Spring has officially sprung here in the UK, so it’s getting warmer and sunnier, even though we had a solar eclipse today. It’s time to get out your cameras and get some images of the fresh flowers that have opened in the garden. If you do that on a sunny day you need to make a decision about where the light should be coming from. The classic way to photograph flowers is with the light coming from the front and hitting the petals quite flatly.
Take this daisy flower photographed with a short telephoto lens and an extension tube to let me focus closer. The bright sunlight has illuminated the petals well, and the background is nicely out of focus, but it’s not that exciting.
I wanted something with a bit more life to it, so I picked a daisy (we’ve got loads!) and held it at arm’s length so the sun was coming through the petals. The background is a hedge in shadow, so it’s come out very dark. It’s a much more interesting image, almost like it was shot in a studio, with the green sepals having lots of detail. The white petals are a little bit like a firework exploding.
I’ve used the same principle on the small yellow flower (Lesser Celandine?). It’s OK with the light straight on, but is very much a record type image. It’s dramatically improved with the dark background and the light coming through the petals.
An interesting effect with all these images is that there is some quite pronounced red fringing on the petals’ edges. This almost certainly because the lens wasn’t designed to be used with extension tubes, and was past the limits of its optical correction.
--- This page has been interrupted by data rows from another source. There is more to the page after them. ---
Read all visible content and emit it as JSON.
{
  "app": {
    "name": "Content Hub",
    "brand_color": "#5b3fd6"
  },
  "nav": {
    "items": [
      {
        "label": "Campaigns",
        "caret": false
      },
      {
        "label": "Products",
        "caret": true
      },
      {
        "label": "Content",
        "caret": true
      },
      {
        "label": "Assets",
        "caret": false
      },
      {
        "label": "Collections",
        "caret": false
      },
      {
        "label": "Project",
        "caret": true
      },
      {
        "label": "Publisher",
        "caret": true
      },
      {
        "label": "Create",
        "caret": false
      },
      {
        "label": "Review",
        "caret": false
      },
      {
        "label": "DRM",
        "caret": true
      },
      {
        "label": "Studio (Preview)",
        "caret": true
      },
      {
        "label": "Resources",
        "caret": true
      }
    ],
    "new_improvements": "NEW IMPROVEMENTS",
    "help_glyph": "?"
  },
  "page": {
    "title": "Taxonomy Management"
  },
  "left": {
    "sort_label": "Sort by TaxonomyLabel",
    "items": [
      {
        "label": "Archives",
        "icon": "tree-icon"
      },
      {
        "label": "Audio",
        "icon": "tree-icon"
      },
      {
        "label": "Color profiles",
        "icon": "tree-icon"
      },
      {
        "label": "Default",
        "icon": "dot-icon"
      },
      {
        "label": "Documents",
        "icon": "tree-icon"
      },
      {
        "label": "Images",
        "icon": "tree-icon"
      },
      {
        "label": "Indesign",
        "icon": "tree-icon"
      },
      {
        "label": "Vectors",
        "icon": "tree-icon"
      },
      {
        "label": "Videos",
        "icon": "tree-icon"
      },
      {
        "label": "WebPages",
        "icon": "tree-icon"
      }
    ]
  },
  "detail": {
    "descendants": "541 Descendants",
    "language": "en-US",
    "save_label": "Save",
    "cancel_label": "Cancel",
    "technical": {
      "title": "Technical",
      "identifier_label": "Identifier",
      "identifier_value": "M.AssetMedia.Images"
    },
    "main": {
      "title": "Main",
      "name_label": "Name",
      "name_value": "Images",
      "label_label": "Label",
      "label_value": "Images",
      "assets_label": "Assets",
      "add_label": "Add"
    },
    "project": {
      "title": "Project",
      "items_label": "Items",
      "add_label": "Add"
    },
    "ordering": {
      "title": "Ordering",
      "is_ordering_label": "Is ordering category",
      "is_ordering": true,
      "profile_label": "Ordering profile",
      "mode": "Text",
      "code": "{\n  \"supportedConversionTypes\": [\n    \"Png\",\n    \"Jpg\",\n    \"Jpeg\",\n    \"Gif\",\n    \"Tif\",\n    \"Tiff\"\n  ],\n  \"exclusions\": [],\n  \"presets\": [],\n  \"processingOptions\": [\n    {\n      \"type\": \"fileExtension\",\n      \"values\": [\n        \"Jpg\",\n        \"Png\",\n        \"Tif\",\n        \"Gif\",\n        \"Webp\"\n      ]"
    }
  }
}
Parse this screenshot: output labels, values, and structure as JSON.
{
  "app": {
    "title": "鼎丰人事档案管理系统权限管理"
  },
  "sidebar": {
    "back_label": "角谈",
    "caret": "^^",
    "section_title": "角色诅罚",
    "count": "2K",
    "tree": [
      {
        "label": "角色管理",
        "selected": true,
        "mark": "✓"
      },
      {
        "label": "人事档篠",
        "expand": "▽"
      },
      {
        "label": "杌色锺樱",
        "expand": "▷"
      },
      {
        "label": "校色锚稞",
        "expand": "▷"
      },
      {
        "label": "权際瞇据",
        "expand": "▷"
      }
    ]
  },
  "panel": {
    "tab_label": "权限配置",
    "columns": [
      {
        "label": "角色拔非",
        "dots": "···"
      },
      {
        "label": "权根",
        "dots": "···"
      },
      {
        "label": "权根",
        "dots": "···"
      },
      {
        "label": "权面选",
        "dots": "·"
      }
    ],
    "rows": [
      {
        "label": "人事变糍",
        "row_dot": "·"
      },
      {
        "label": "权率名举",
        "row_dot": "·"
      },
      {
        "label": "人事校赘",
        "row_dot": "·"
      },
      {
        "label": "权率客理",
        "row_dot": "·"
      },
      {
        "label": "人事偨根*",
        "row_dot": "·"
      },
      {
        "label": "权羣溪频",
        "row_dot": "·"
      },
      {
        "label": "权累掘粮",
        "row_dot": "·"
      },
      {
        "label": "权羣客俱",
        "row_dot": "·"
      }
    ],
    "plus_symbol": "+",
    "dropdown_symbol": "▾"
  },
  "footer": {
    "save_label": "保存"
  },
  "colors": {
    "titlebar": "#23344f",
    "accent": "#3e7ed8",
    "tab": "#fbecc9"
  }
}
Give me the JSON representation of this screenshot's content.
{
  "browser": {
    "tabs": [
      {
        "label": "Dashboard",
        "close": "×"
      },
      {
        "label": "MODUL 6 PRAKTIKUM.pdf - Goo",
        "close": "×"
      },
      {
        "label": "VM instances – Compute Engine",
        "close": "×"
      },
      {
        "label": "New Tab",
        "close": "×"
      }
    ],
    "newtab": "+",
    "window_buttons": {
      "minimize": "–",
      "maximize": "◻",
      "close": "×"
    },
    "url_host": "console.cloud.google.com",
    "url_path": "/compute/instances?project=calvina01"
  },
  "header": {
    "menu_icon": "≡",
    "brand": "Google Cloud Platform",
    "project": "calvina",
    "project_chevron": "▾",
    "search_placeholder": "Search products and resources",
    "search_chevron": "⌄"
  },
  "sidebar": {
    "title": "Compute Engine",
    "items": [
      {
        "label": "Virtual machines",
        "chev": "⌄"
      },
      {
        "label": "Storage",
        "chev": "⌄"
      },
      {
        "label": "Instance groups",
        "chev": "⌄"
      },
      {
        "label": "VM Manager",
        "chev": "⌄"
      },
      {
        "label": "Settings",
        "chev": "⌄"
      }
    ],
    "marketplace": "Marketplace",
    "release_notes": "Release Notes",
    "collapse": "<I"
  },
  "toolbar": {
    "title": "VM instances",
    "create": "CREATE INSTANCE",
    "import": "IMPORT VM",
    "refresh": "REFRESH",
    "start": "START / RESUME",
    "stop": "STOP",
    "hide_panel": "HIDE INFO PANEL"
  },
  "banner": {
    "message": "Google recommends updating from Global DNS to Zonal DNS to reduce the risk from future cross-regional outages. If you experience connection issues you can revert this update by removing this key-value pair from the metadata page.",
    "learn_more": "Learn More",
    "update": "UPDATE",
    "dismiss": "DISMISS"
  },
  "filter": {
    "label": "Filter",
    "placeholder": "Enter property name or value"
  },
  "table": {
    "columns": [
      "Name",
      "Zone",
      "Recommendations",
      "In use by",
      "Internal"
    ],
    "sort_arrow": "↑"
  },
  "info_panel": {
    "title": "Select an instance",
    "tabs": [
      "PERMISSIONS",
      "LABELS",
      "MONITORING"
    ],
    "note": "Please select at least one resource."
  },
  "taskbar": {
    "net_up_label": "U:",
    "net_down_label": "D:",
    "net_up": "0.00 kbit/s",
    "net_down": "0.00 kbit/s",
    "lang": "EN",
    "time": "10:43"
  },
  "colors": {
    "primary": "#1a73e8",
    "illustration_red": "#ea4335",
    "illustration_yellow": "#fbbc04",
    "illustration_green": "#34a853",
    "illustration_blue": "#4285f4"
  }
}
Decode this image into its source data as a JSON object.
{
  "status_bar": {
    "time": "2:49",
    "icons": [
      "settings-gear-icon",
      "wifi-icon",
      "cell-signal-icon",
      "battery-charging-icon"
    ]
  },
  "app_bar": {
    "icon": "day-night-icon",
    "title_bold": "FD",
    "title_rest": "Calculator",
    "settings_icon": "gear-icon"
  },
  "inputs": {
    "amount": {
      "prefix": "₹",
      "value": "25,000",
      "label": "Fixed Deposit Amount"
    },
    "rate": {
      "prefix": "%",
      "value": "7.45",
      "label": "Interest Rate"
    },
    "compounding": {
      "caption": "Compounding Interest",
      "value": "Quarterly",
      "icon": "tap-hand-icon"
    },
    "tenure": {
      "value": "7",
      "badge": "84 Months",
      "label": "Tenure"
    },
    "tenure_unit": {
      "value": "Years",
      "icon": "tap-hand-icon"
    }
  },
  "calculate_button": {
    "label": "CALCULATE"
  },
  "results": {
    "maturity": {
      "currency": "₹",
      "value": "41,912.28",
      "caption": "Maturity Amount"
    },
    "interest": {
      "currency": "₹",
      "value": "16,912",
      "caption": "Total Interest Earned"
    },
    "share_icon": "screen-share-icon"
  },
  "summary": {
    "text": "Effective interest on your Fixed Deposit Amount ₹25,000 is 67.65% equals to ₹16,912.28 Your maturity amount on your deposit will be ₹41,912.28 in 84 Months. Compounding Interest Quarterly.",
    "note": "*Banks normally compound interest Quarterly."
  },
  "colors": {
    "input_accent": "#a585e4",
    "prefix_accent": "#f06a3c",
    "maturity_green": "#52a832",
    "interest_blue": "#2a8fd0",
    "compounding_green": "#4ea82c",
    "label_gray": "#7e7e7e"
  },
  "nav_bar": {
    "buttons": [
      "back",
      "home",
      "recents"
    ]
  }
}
I quite like it!
So, decide where you want the light to come from, make it happen, and you’ll get the best images.